Graph theory

  • Chapter 33: Jeff Dinitz (1978) problem on graph coloring, proved by Fred Galvin in 1995 after preliminary work by Jeanette Janssen (1992). Is it possible to color the cells of an n × n square so that the colors are different in each row and column? Each cell is assigned a palette (list) of n colors, which can also differ from cell to cell. Galvin proved it was possible.
  • Chapter 34: The five-color theorem with color lists (as in the Dinitz problem) with the proof of Carsten Thomassen (1979).
  • Chapter 35: The problem of the museum guards by Victor Klee, with the solution by Vašek Chvátal : With n walls, at least (n / 3 rounded ) guards are necessary for the "worst possible" arrangement of the walls.
  • Chapter 36: Turan's theorem in extremal graph theory , for which five proofs are given (among others by Turan, Erdős).
  • Chapter 37: Computation of the capacity of communication channels and graphs according to Claude Shannon (with a proof by Laszlo Lovasz ).
  • Chapter 38: Proof of the conjecture of Martin Kneser (1955) about the color number of Kneser graphs, for which Imre Bárány and Joshua Greene (2002) gave simplified proofs after the proof of Laszlo Lovasz 1978 . The proof is presented by Greene.
  • Chapter 39: The friendship theorem of the graph theory by Erdős, Alfred Renyi and Vera T. Sós (with their proof).
  • Chapter 40: Applications of the probabilistic method in graph theory according to Erdős and Renyi, for example to the estimation of Ramsey numbers.
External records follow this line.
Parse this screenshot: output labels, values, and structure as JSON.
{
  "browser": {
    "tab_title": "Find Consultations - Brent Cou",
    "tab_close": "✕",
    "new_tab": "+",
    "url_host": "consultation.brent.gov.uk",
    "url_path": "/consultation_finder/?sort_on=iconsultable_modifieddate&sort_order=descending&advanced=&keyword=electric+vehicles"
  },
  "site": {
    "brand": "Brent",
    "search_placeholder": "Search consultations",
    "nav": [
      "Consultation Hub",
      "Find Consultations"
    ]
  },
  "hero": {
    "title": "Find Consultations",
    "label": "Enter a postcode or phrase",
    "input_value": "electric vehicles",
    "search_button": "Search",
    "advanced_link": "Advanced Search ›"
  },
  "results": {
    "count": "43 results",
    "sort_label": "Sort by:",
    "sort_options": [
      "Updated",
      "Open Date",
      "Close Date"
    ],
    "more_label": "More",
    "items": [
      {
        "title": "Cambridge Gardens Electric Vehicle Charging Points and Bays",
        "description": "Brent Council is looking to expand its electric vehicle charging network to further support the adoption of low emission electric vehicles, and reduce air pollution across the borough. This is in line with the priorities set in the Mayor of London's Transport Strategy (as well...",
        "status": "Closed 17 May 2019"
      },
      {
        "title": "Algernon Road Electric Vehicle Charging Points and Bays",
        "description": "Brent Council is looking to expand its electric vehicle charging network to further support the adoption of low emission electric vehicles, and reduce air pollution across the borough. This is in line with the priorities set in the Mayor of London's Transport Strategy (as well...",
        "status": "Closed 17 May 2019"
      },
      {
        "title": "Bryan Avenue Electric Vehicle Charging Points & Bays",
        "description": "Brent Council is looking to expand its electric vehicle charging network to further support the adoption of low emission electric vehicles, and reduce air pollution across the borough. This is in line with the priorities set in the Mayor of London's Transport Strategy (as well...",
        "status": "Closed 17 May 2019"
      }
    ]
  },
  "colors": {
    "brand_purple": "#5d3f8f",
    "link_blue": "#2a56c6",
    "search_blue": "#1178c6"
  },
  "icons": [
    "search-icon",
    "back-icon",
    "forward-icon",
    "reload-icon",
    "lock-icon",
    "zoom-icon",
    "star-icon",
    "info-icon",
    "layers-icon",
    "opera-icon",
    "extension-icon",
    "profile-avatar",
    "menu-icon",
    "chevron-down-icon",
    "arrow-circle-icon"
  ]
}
Sources and web links


  1. Supreme Fascist (Supreme Fascist) is a term often used by Erdős for God.
  2. Erdős, quoted in Paul Hoffman: The man who only loved numbers. 1998, p. 27.
  3. Aigner, Ziegler in the foreword to The Book of Proofs.
  4. ^ Paul Hoffman: The Man Who Only Loved Numbers. 1998, Chapter 1 Straight from the Book.
  5. ^ "So he always used 'The Book' as a joke to enliven his lectures. It should not be taken seriously. ”
    In: Béla Bollobás: Graphs Extremal and Random. Interview, University of Singapore, 2007, PDF.
  6. ^ Hoffman: The Man Who Only Loved Numbers. P. 26.
  7. Aigner, Ziegler, foreword to The Book of Evidence.
  8. In the fourth English edition, Springer Verlag 2009.
  9. PL Chebyshev and S. Ramanujan gave other evidence .
  10. The division into an even number is trivial.
  11. ^ Monsky, in: American Mathematical Monthly. Vol. 77, 1970, p. 161.
  12. It was found by Bernt Lindström as early as 1972, but little noticed at the time.
  13. Chvatal, in: Journal of Combinatorial Theory. Vol. 18, 1975, p. 39.
  14. Tabachnikov, Proofs (not) from the book, Mathematical Intelligencer, 2014, No. 2